Two other tissue chip experiments will make their inaugural journeys to the ISS. Researchers at the University of Florida, Gainesville, have worked with technology partner SpaceTango to craft an experiment examining what fuels the degenerative loss of skeletal muscle mass as people age. Their tissue chip will compare how muscle cells from young, healthy people and from older, sedentary donors change in the microgravity of orbit, where accelerated changes in muscle biology may mimic the aging process. Insights from the project could lead to new therapies to treat and even prevent such muscle-wasting diseases as sarcopenia, a disease marked by the steady loss of skeletal muscle mass and strength, primarily in older people.
Researchers at Stanford University will use a three-dimensional model of beating heart tissue to study how microgravity alters cardiac cells’ structure and function. They have teamed with technology partners at BioServe Space Technologies (University of Colorado, Boulder) and at the University of California, Santa Barbara. With cells from a diverse donor population, the scientists will focus on how microgravity triggers cardiac muscle cell weakening. Their findings could help researchers find treatments that reverse or even prevent muscle damage that leads to such conditions as heart failure.

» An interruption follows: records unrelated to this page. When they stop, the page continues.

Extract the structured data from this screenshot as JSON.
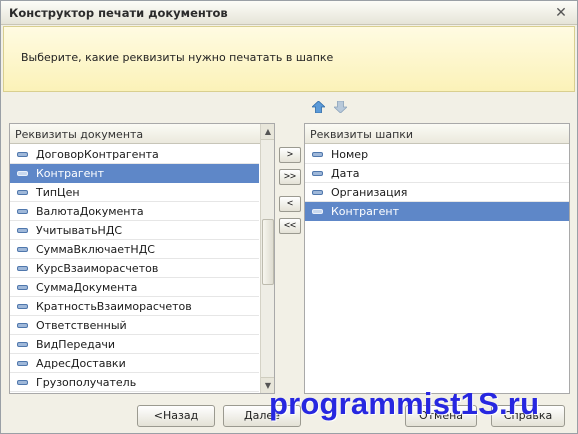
{
  "window": {
    "title": "Конструктор печати документов",
    "close_glyph": "✕"
  },
  "header": {
    "text": "Выберите, какие реквизиты нужно печатать в шапке"
  },
  "order_buttons": {
    "up_icon": "up-arrow-icon",
    "down_icon": "down-arrow-icon"
  },
  "left_panel": {
    "title": "Реквизиты документа",
    "selected_index": 1,
    "items": [
      "ДоговорКонтрагента",
      "Контрагент",
      "ТипЦен",
      "ВалютаДокумента",
      "УчитыватьНДС",
      "СуммаВключаетНДС",
      "КурсВзаиморасчетов",
      "СуммаДокумента",
      "КратностьВзаиморасчетов",
      "Ответственный",
      "ВидПередачи",
      "АдресДоставки",
      "Грузополучатель"
    ]
  },
  "right_panel": {
    "title": "Реквизиты шапки",
    "selected_index": 3,
    "items": [
      "Номер",
      "Дата",
      "Организация",
      "Контрагент"
    ]
  },
  "move_buttons": {
    "add": ">",
    "add_all": ">>",
    "remove": "<",
    "remove_all": "<<"
  },
  "footer": {
    "back": "<Назад",
    "next": "Далее",
    "cancel": "Отмена",
    "help": "Справка"
  },
  "watermark": "programmist1S.ru",
  "colors": {
    "selection": "#5e87c8",
    "header_bg": "#fbf2b8",
    "watermark": "#2727e0"
  }
}
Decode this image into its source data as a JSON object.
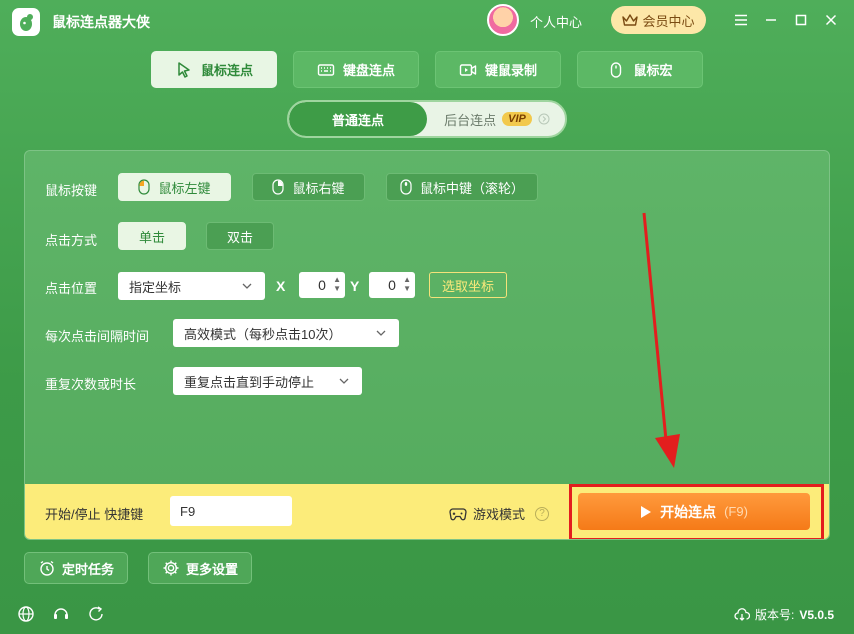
{
  "app": {
    "title": "鼠标连点器大侠"
  },
  "header": {
    "user_center": "个人中心",
    "vip_center": "会员中心"
  },
  "main_tabs": [
    {
      "label": "鼠标连点",
      "icon": "cursor-icon"
    },
    {
      "label": "键盘连点",
      "icon": "keyboard-icon"
    },
    {
      "label": "键鼠录制",
      "icon": "record-icon"
    },
    {
      "label": "鼠标宏",
      "icon": "mouse-icon"
    }
  ],
  "sub_tabs": [
    {
      "label": "普通连点"
    },
    {
      "label": "后台连点",
      "badge": "VIP"
    }
  ],
  "settings": {
    "mouse_button": {
      "label": "鼠标按键",
      "options": [
        "鼠标左键",
        "鼠标右键",
        "鼠标中键（滚轮）"
      ],
      "selected": "鼠标左键"
    },
    "click_mode": {
      "label": "点击方式",
      "options": [
        "单击",
        "双击"
      ],
      "selected": "单击"
    },
    "click_position": {
      "label": "点击位置",
      "select_value": "指定坐标",
      "x_label": "X",
      "x_value": "0",
      "y_label": "Y",
      "y_value": "0",
      "pick_label": "选取坐标"
    },
    "interval": {
      "label": "每次点击间隔时间",
      "value": "高效模式（每秒点击10次）"
    },
    "repeat": {
      "label": "重复次数或时长",
      "value": "重复点击直到手动停止"
    }
  },
  "bottom_bar": {
    "hotkey_label": "开始/停止 快捷键",
    "hotkey_value": "F9",
    "game_mode": "游戏模式",
    "help": "?",
    "start_label": "开始连点",
    "start_hotkey": "(F9)"
  },
  "footer": {
    "timer_task": "定时任务",
    "more_settings": "更多设置",
    "version_label": "版本号:",
    "version_value": "V5.0.5"
  },
  "colors": {
    "background": "#45a44f",
    "accent_yellow": "#fcec7a",
    "start_orange": "#f57a18",
    "annotation_red": "#e31e1e"
  }
}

The tissue chip projects will remain on board the ISS for about a month before splashing down back on earth in their SpaceX capsule.
To learn more about how NCATS supports biomedical research on the ISS to speed the delivery of new treatment options for a range of diseases, visit the NCATS Tissue Chips in Space site.
Three tissue chip experiments will journey to the International Space Station in early December. A project by Massachusetts Institute of Technology and Techshot, Inc., will be making its second trip into orbit. ISS crewmember David Saint-Jacques appears with the MIT project during its first trip into space. (NASA)